- Input records
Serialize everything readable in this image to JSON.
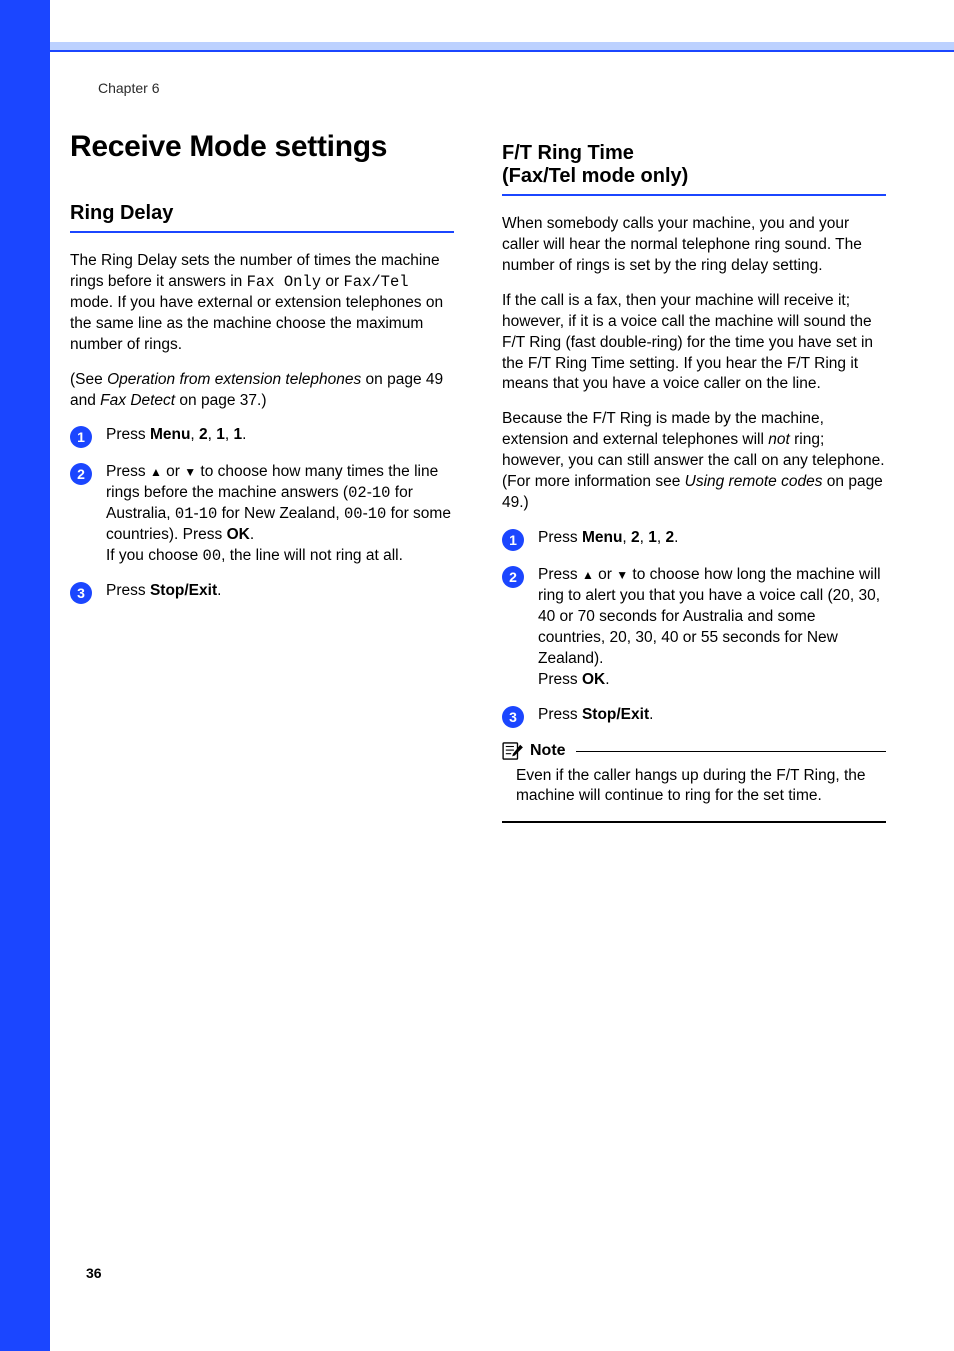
{
  "chapter": "Chapter 6",
  "page_number": "36",
  "left": {
    "h1": "Receive Mode settings",
    "h2": "Ring Delay",
    "p1_a": "The Ring Delay sets the number of times the machine rings before it answers in ",
    "p1_mono1": "Fax Only",
    "p1_b": " or ",
    "p1_mono2": "Fax/Tel",
    "p1_c": " mode. If you have external or extension telephones on the same line as the machine choose the maximum number of rings.",
    "p2_a": "(See ",
    "p2_em1": "Operation from extension telephones",
    "p2_b": " on page 49 and ",
    "p2_em2": "Fax Detect",
    "p2_c": " on page 37.)",
    "step1_a": "Press ",
    "step1_menu": "Menu",
    "step1_b": ", ",
    "step1_n1": "2",
    "step1_c": ", ",
    "step1_n2": "1",
    "step1_d": ", ",
    "step1_n3": "1",
    "step1_e": ".",
    "step2_a": "Press ",
    "step2_up": "▲",
    "step2_b": " or ",
    "step2_down": "▼",
    "step2_c": " to choose how many times the line rings before the machine answers (",
    "step2_m1": "02",
    "step2_d": "-",
    "step2_m2": "10",
    "step2_e": " for Australia, ",
    "step2_m3": "01",
    "step2_f": "-",
    "step2_m4": "10",
    "step2_g": " for New Zealand, ",
    "step2_m5": "00",
    "step2_h": "-",
    "step2_m6": "10",
    "step2_i": " for some countries). Press ",
    "step2_ok": "OK",
    "step2_j": ".",
    "step2_k": "If you choose ",
    "step2_m7": "00",
    "step2_l": ", the line will not ring at all.",
    "step3_a": "Press ",
    "step3_stop": "Stop/Exit",
    "step3_b": "."
  },
  "right": {
    "h2_line1": "F/T Ring Time",
    "h2_line2": "(Fax/Tel mode only)",
    "p1": "When somebody calls your machine, you and your caller will hear the normal telephone ring sound. The number of rings is set by the ring delay setting.",
    "p2": "If the call is a fax, then your machine will receive it; however, if it is a voice call the machine will sound the F/T Ring (fast double-ring) for the time you have set in the F/T Ring Time setting. If you hear the F/T Ring it means that you have a voice caller on the line.",
    "p3_a": "Because the F/T Ring is made by the machine, extension and external telephones will ",
    "p3_em": "not",
    "p3_b": " ring; however, you can still answer the call on any telephone. (For more information see ",
    "p3_em2": "Using remote codes",
    "p3_c": " on page 49.)",
    "step1_a": "Press ",
    "step1_menu": "Menu",
    "step1_b": ", ",
    "step1_n1": "2",
    "step1_c": ", ",
    "step1_n2": "1",
    "step1_d": ", ",
    "step1_n3": "2",
    "step1_e": ".",
    "step2_a": "Press ",
    "step2_up": "▲",
    "step2_b": " or ",
    "step2_down": "▼",
    "step2_c": " to choose how long the machine will ring to alert you that you have a voice call (20, 30, 40 or 70 seconds for Australia and some countries, 20, 30, 40 or 55 seconds for New Zealand).",
    "step2_d": "Press ",
    "step2_ok": "OK",
    "step2_e": ".",
    "step3_a": "Press ",
    "step3_stop": "Stop/Exit",
    "step3_b": ".",
    "note_title": "Note",
    "note_body": "Even if the caller hangs up during the F/T Ring, the machine will continue to ring for the set time."
  },
  "badges": {
    "n1": "1",
    "n2": "2",
    "n3": "3"
  }
}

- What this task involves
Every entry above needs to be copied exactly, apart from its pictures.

- Result of the task
Serialize everything readable in this image to JSON.
{
  "chapter": "Chapter 6",
  "page_number": "36",
  "left": {
    "h1": "Receive Mode settings",
    "h2": "Ring Delay",
    "p1_a": "The Ring Delay sets the number of times the machine rings before it answers in ",
    "p1_mono1": "Fax Only",
    "p1_b": " or ",
    "p1_mono2": "Fax/Tel",
    "p1_c": " mode. If you have external or extension telephones on the same line as the machine choose the maximum number of rings.",
    "p2_a": "(See ",
    "p2_em1": "Operation from extension telephones",
    "p2_b": " on page 49 and ",
    "p2_em2": "Fax Detect",
    "p2_c": " on page 37.)",
    "step1_a": "Press ",
    "step1_menu": "Menu",
    "step1_b": ", ",
    "step1_n1": "2",
    "step1_c": ", ",
    "step1_n2": "1",
    "step1_d": ", ",
    "step1_n3": "1",
    "step1_e": ".",
    "step2_a": "Press ",
    "step2_up": "▲",
    "step2_b": " or ",
    "step2_down": "▼",
    "step2_c": " to choose how many times the line rings before the machine answers (",
    "step2_m1": "02",
    "step2_d": "-",
    "step2_m2": "10",
    "step2_e": " for Australia, ",
    "step2_m3": "01",
    "step2_f": "-",
    "step2_m4": "10",
    "step2_g": " for New Zealand, ",
    "step2_m5": "00",
    "step2_h": "-",
    "step2_m6": "10",
    "step2_i": " for some countries). Press ",
    "step2_ok": "OK",
    "step2_j": ".",
    "step2_k": "If you choose ",
    "step2_m7": "00",
    "step2_l": ", the line will not ring at all.",
    "step3_a": "Press ",
    "step3_stop": "Stop/Exit",
    "step3_b": "."
  },
  "right": {
    "h2_line1": "F/T Ring Time",
    "h2_line2": "(Fax/Tel mode only)",
    "p1": "When somebody calls your machine, you and your caller will hear the normal telephone ring sound. The number of rings is set by the ring delay setting.",
    "p2": "If the call is a fax, then your machine will receive it; however, if it is a voice call the machine will sound the F/T Ring (fast double-ring) for the time you have set in the F/T Ring Time setting. If you hear the F/T Ring it means that you have a voice caller on the line.",
    "p3_a": "Because the F/T Ring is made by the machine, extension and external telephones will ",
    "p3_em": "not",
    "p3_b": " ring; however, you can still answer the call on any telephone. (For more information see ",
    "p3_em2": "Using remote codes",
    "p3_c": " on page 49.)",
    "step1_a": "Press ",
    "step1_menu": "Menu",
    "step1_b": ", ",
    "step1_n1": "2",
    "step1_c": ", ",
    "step1_n2": "1",
    "step1_d": ", ",
    "step1_n3": "2",
    "step1_e": ".",
    "step2_a": "Press ",
    "step2_up": "▲",
    "step2_b": " or ",
    "step2_down": "▼",
    "step2_c": " to choose how long the machine will ring to alert you that you have a voice call (20, 30, 40 or 70 seconds for Australia and some countries, 20, 30, 40 or 55 seconds for New Zealand).",
    "step2_d": "Press ",
    "step2_ok": "OK",
    "step2_e": ".",
    "step3_a": "Press ",
    "step3_stop": "Stop/Exit",
    "step3_b": ".",
    "note_title": "Note",
    "note_body": "Even if the caller hangs up during the F/T Ring, the machine will continue to ring for the set time."
  },
  "badges": {
    "n1": "1",
    "n2": "2",
    "n3": "3"
  }
}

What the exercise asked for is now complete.